WHAT THE TASK REQUIRES>
I'd like the entries that follow repeated exactly, with the pictures left out.

DATA SUPPLIED>

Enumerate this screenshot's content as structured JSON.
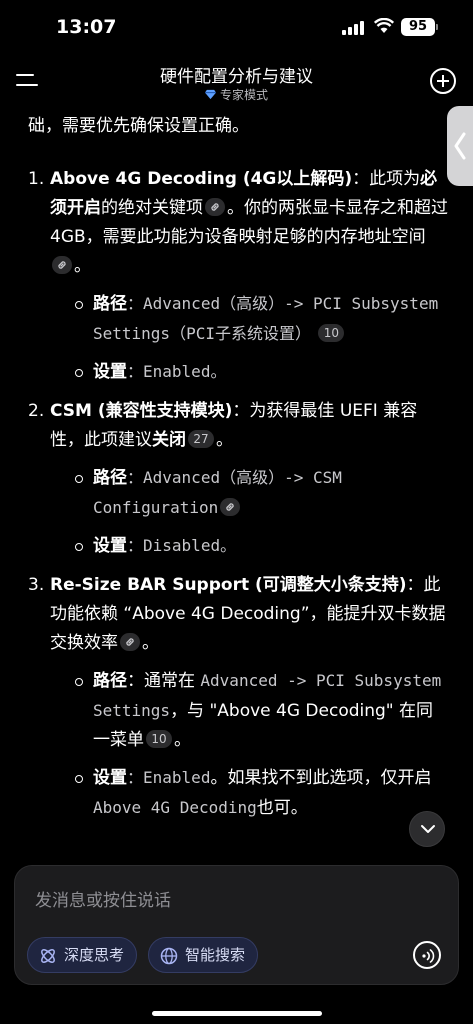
{
  "status_bar": {
    "time": "13:07",
    "battery": "95"
  },
  "header": {
    "title": "硬件配置分析与建议",
    "subtitle": "专家模式"
  },
  "content": {
    "intro": "础，需要优先确保设置正确。",
    "items": [
      {
        "num": "1.",
        "title": "Above 4G Decoding (4G以上解码)",
        "t1": "：此项为",
        "t1b": "必须开启",
        "t2": "的绝对关键项",
        "t3": "。你的两张显卡显存之和超过 4GB，需要此功能为设备映射足够的内存地址空间",
        "t4": "。",
        "path_label": "路径",
        "path_colon": "：",
        "path_value": "Advanced（高级）-> PCI Subsystem Settings（PCI子系统设置）",
        "path_cite": "10",
        "setting_label": "设置",
        "setting_colon": "：",
        "setting_value": "Enabled。"
      },
      {
        "num": "2.",
        "title": "CSM (兼容性支持模块)",
        "t1": "：为获得最佳 UEFI 兼容性，此项建议",
        "t1b": "关闭",
        "cite": "27",
        "t2": "。",
        "path_label": "路径",
        "path_colon": "：",
        "path_value": "Advanced（高级）-> CSM Configuration",
        "setting_label": "设置",
        "setting_colon": "：",
        "setting_value": "Disabled。"
      },
      {
        "num": "3.",
        "title": "Re-Size BAR Support (可调整大小条支持)",
        "t1": "：此功能依赖 “Above 4G Decoding”，能提升双卡数据交换效率",
        "t2": "。",
        "path_label": "路径",
        "path_colon": "：",
        "path_pre": "通常在 ",
        "path_value": "Advanced -> PCI Subsystem Settings",
        "path_post": "，与 \"Above 4G Decoding\" 在同一菜单",
        "path_cite": "10",
        "path_end": "。",
        "setting_label": "设置",
        "setting_colon": "：",
        "setting_value": "Enabled",
        "setting_post": "。如果找不到此选项，仅开启 ",
        "setting_code": "Above 4G Decoding",
        "setting_end": "也可。"
      }
    ]
  },
  "input": {
    "placeholder": "发消息或按住说话",
    "deep_think": "深度思考",
    "web_search": "智能搜索"
  }
}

EXERCISE SOLUTION>
Enumerate this screenshot's content as structured JSON.
{
  "status_bar": {
    "time": "13:07",
    "battery": "95"
  },
  "header": {
    "title": "硬件配置分析与建议",
    "subtitle": "专家模式"
  },
  "content": {
    "intro": "础，需要优先确保设置正确。",
    "items": [
      {
        "num": "1.",
        "title": "Above 4G Decoding (4G以上解码)",
        "t1": "：此项为",
        "t1b": "必须开启",
        "t2": "的绝对关键项",
        "t3": "。你的两张显卡显存之和超过 4GB，需要此功能为设备映射足够的内存地址空间",
        "t4": "。",
        "path_label": "路径",
        "path_colon": "：",
        "path_value": "Advanced（高级）-> PCI Subsystem Settings（PCI子系统设置）",
        "path_cite": "10",
        "setting_label": "设置",
        "setting_colon": "：",
        "setting_value": "Enabled。"
      },
      {
        "num": "2.",
        "title": "CSM (兼容性支持模块)",
        "t1": "：为获得最佳 UEFI 兼容性，此项建议",
        "t1b": "关闭",
        "cite": "27",
        "t2": "。",
        "path_label": "路径",
        "path_colon": "：",
        "path_value": "Advanced（高级）-> CSM Configuration",
        "setting_label": "设置",
        "setting_colon": "：",
        "setting_value": "Disabled。"
      },
      {
        "num": "3.",
        "title": "Re-Size BAR Support (可调整大小条支持)",
        "t1": "：此功能依赖 “Above 4G Decoding”，能提升双卡数据交换效率",
        "t2": "。",
        "path_label": "路径",
        "path_colon": "：",
        "path_pre": "通常在 ",
        "path_value": "Advanced -> PCI Subsystem Settings",
        "path_post": "，与 \"Above 4G Decoding\" 在同一菜单",
        "path_cite": "10",
        "path_end": "。",
        "setting_label": "设置",
        "setting_colon": "：",
        "setting_value": "Enabled",
        "setting_post": "。如果找不到此选项，仅开启 ",
        "setting_code": "Above 4G Decoding",
        "setting_end": "也可。"
      }
    ]
  },
  "input": {
    "placeholder": "发消息或按住说话",
    "deep_think": "深度思考",
    "web_search": "智能搜索"
  }
}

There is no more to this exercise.